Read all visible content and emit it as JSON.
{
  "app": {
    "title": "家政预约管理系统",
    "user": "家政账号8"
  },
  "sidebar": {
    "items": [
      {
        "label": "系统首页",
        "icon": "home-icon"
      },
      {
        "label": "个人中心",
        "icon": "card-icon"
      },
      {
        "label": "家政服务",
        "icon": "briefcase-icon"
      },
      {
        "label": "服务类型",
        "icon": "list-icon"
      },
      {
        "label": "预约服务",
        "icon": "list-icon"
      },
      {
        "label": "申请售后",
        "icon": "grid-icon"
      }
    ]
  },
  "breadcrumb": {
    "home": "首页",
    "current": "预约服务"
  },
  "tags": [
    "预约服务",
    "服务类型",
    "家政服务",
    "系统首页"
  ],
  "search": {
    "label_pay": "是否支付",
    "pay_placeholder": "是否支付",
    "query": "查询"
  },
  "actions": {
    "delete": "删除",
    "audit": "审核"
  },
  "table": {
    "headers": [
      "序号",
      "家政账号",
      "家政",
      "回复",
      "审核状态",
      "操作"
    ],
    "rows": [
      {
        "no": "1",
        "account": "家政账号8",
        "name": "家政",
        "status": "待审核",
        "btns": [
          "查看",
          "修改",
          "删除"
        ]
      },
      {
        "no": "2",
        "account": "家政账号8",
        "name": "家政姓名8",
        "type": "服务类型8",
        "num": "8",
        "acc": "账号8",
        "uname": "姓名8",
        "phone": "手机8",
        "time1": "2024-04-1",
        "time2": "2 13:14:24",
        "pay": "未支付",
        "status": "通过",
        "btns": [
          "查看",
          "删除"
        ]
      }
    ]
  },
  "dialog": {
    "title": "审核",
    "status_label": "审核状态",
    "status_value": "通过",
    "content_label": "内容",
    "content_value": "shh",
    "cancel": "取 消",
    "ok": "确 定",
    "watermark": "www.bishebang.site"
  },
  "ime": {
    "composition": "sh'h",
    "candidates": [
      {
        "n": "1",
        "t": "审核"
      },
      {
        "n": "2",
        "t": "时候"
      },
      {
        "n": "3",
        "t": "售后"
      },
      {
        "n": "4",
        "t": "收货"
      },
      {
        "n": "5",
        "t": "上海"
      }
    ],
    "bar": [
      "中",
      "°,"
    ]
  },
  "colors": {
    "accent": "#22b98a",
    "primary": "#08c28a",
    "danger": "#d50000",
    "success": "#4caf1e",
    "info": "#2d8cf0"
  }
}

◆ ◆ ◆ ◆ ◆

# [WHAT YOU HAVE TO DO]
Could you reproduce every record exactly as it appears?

# [COMPLETED TASK]
Read all visible content and emit it as JSON.
{
  "app": {
    "title": "家政预约管理系统",
    "user": "家政账号8"
  },
  "sidebar": {
    "items": [
      {
        "label": "系统首页",
        "icon": "home-icon"
      },
      {
        "label": "个人中心",
        "icon": "card-icon"
      },
      {
        "label": "家政服务",
        "icon": "briefcase-icon"
      },
      {
        "label": "服务类型",
        "icon": "list-icon"
      },
      {
        "label": "预约服务",
        "icon": "list-icon"
      },
      {
        "label": "申请售后",
        "icon": "grid-icon"
      }
    ]
  },
  "breadcrumb": {
    "home": "首页",
    "current": "预约服务"
  },
  "tags": [
    "预约服务",
    "服务类型",
    "家政服务",
    "系统首页"
  ],
  "search": {
    "label_pay": "是否支付",
    "pay_placeholder": "是否支付",
    "query": "查询"
  },
  "actions": {
    "delete": "删除",
    "audit": "审核"
  },
  "table": {
    "headers": [
      "序号",
      "家政账号",
      "家政",
      "回复",
      "审核状态",
      "操作"
    ],
    "rows": [
      {
        "no": "1",
        "account": "家政账号8",
        "name": "家政",
        "status": "待审核",
        "btns": [
          "查看",
          "修改",
          "删除"
        ]
      },
      {
        "no": "2",
        "account": "家政账号8",
        "name": "家政姓名8",
        "type": "服务类型8",
        "num": "8",
        "acc": "账号8",
        "uname": "姓名8",
        "phone": "手机8",
        "time1": "2024-04-1",
        "time2": "2 13:14:24",
        "pay": "未支付",
        "status": "通过",
        "btns": [
          "查看",
          "删除"
        ]
      }
    ]
  },
  "dialog": {
    "title": "审核",
    "status_label": "审核状态",
    "status_value": "通过",
    "content_label": "内容",
    "content_value": "shh",
    "cancel": "取 消",
    "ok": "确 定",
    "watermark": "www.bishebang.site"
  },
  "ime": {
    "composition": "sh'h",
    "candidates": [
      {
        "n": "1",
        "t": "审核"
      },
      {
        "n": "2",
        "t": "时候"
      },
      {
        "n": "3",
        "t": "售后"
      },
      {
        "n": "4",
        "t": "收货"
      },
      {
        "n": "5",
        "t": "上海"
      }
    ],
    "bar": [
      "中",
      "°,"
    ]
  },
  "colors": {
    "accent": "#22b98a",
    "primary": "#08c28a",
    "danger": "#d50000",
    "success": "#4caf1e",
    "info": "#2d8cf0"
  }
}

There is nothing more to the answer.